■ Study material
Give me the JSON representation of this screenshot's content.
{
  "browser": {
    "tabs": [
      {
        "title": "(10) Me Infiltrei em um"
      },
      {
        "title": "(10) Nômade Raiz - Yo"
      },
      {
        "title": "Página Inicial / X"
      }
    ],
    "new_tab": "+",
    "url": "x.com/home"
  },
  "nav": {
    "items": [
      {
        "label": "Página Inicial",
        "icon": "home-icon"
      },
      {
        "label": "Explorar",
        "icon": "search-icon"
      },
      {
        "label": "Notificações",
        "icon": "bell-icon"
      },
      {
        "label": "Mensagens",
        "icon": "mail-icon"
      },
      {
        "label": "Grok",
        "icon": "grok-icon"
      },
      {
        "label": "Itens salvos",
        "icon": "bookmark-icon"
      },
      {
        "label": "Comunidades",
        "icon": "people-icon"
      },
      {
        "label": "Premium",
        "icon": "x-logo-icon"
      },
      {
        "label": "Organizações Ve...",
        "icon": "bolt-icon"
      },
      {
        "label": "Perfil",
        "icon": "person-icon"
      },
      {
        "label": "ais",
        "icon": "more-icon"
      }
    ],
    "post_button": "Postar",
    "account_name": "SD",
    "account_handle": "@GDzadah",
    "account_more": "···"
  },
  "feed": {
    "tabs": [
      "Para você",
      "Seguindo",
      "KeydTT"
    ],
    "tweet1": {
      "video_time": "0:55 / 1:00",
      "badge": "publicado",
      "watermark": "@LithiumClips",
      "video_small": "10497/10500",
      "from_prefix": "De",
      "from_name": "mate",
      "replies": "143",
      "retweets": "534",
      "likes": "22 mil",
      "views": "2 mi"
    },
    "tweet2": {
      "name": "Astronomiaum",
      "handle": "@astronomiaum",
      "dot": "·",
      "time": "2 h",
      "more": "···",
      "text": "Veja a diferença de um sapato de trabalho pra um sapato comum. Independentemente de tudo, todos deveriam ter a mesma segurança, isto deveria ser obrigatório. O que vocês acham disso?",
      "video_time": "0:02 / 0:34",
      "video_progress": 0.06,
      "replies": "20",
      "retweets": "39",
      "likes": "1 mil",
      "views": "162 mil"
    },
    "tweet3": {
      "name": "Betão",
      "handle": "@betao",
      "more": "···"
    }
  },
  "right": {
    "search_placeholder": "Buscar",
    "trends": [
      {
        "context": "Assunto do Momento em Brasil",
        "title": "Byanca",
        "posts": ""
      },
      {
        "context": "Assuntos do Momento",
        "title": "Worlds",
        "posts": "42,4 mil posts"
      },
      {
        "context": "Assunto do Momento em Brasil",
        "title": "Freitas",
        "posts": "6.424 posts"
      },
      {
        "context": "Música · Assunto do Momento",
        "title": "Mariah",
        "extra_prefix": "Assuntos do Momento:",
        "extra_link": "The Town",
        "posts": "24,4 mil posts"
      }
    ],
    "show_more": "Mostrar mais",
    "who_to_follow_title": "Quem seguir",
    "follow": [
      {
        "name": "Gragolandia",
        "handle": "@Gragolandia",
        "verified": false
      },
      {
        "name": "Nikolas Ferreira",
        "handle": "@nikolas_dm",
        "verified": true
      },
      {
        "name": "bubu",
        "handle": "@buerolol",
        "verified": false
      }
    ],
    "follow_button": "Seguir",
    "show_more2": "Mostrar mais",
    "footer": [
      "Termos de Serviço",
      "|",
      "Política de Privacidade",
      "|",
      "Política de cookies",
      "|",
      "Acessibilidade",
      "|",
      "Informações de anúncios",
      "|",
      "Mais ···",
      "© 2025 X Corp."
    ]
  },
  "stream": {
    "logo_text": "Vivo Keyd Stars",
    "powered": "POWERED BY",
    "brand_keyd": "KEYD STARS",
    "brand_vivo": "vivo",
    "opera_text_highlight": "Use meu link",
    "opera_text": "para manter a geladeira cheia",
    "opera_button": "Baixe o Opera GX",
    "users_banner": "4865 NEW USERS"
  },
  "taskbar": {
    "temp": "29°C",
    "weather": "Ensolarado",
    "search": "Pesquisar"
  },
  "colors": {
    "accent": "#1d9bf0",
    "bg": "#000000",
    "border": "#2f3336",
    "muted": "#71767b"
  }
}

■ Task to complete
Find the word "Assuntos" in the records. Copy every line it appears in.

■ Exercise answer
        "context": "Assuntos do Momento",
        "extra_prefix": "Assuntos do Momento:",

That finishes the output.